“Tree alignments along avenues and major boulevards are mostly monospecific trees, often either London plane or horse chestnut trees, which create a repetitive landscape,” said Avila Tourney, the city’s principal urban architect. “The result is a monumental approach, a bit like Versailles. And in the heart of Paris, it creates a great landscape.”
In recent years, Ms. Rizzo, a forest engineer, says the climate emergency has made Parisians more attached to their city’s trees. While tapping the trunk with wooden mallets to hear about the illness, she would be stopped by concerned passers-by and reassured that she was only making a “medical appointment”.
“The tree, the savior of the planet and our well-being, has never been front and center in the city as it is today,” she said. “I’ve been doing this for 30 years and I’ve never talked about trees.”
Indeed, news that a 200-year-old London plane tree near the Eiffel Tower could be cut down as part of the city’s plans to renovate the site for the Olympic Games in 2024 sparked protests and weeks of online outrage this spring. Asked about the fate of the tree, Mr. Nadzowski said the city was reexamining the plans and that “zero trees” would be cut down during construction.
Mr. Fetterman said the Arbores Association receives requests every day to adorn new trees with notable labels. This designation has no legal weight and functions more as a “moral protection”, but the organization works closely with the city of Paris and has recently received public support from a federal government agency, the Ministry of Environmental Transition. Several cities, including Paris and Bordeaux, have signed the association’s “Tree Bill of Rights,” which asks signatories to protect trees as living monuments.

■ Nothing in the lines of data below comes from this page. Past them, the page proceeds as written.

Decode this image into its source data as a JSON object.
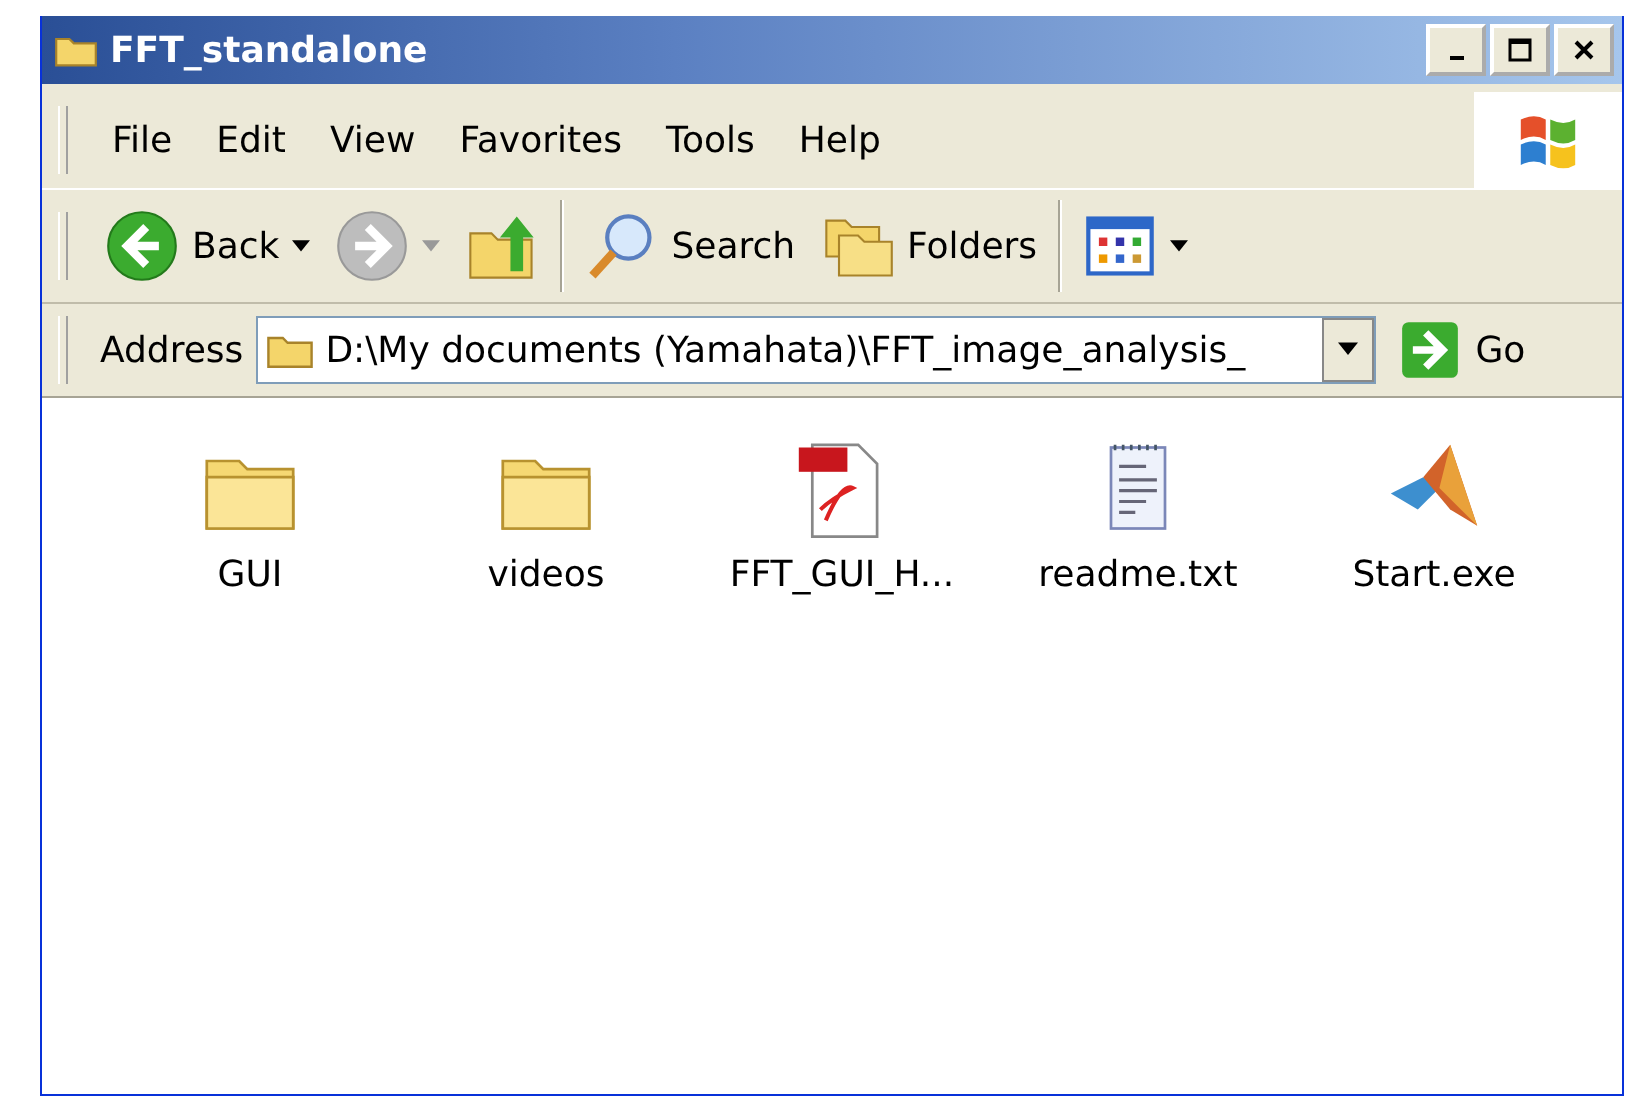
{
  "window": {
    "title": "FFT_standalone"
  },
  "menu": [
    "File",
    "Edit",
    "View",
    "Favorites",
    "Tools",
    "Help"
  ],
  "toolbar": [
    {
      "kind": "back",
      "label": "Back",
      "disabled": false
    },
    {
      "kind": "forward",
      "disabled": true
    },
    {
      "kind": "up",
      "disabled": false
    },
    {
      "kind": "search",
      "label": "Search",
      "disabled": false
    },
    {
      "kind": "folders",
      "label": "Folders",
      "disabled": false
    },
    {
      "kind": "views",
      "disabled": false
    }
  ],
  "address": {
    "label": "Address",
    "value": "D:\\My documents (Yamahata)\\FFT_image_analysis_",
    "go": "Go"
  },
  "files": [
    {
      "kind": "folder",
      "name": "GUI"
    },
    {
      "kind": "folder",
      "name": "videos"
    },
    {
      "kind": "pdf",
      "name": "FFT_GUI_H..."
    },
    {
      "kind": "text",
      "name": "readme.txt"
    },
    {
      "kind": "app",
      "name": "Start.exe"
    }
  ]
}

“We ask cities to try to do things differently and consider the tree as a living, breathing entity and all the implications that come with it,” Mr. Fetterman said.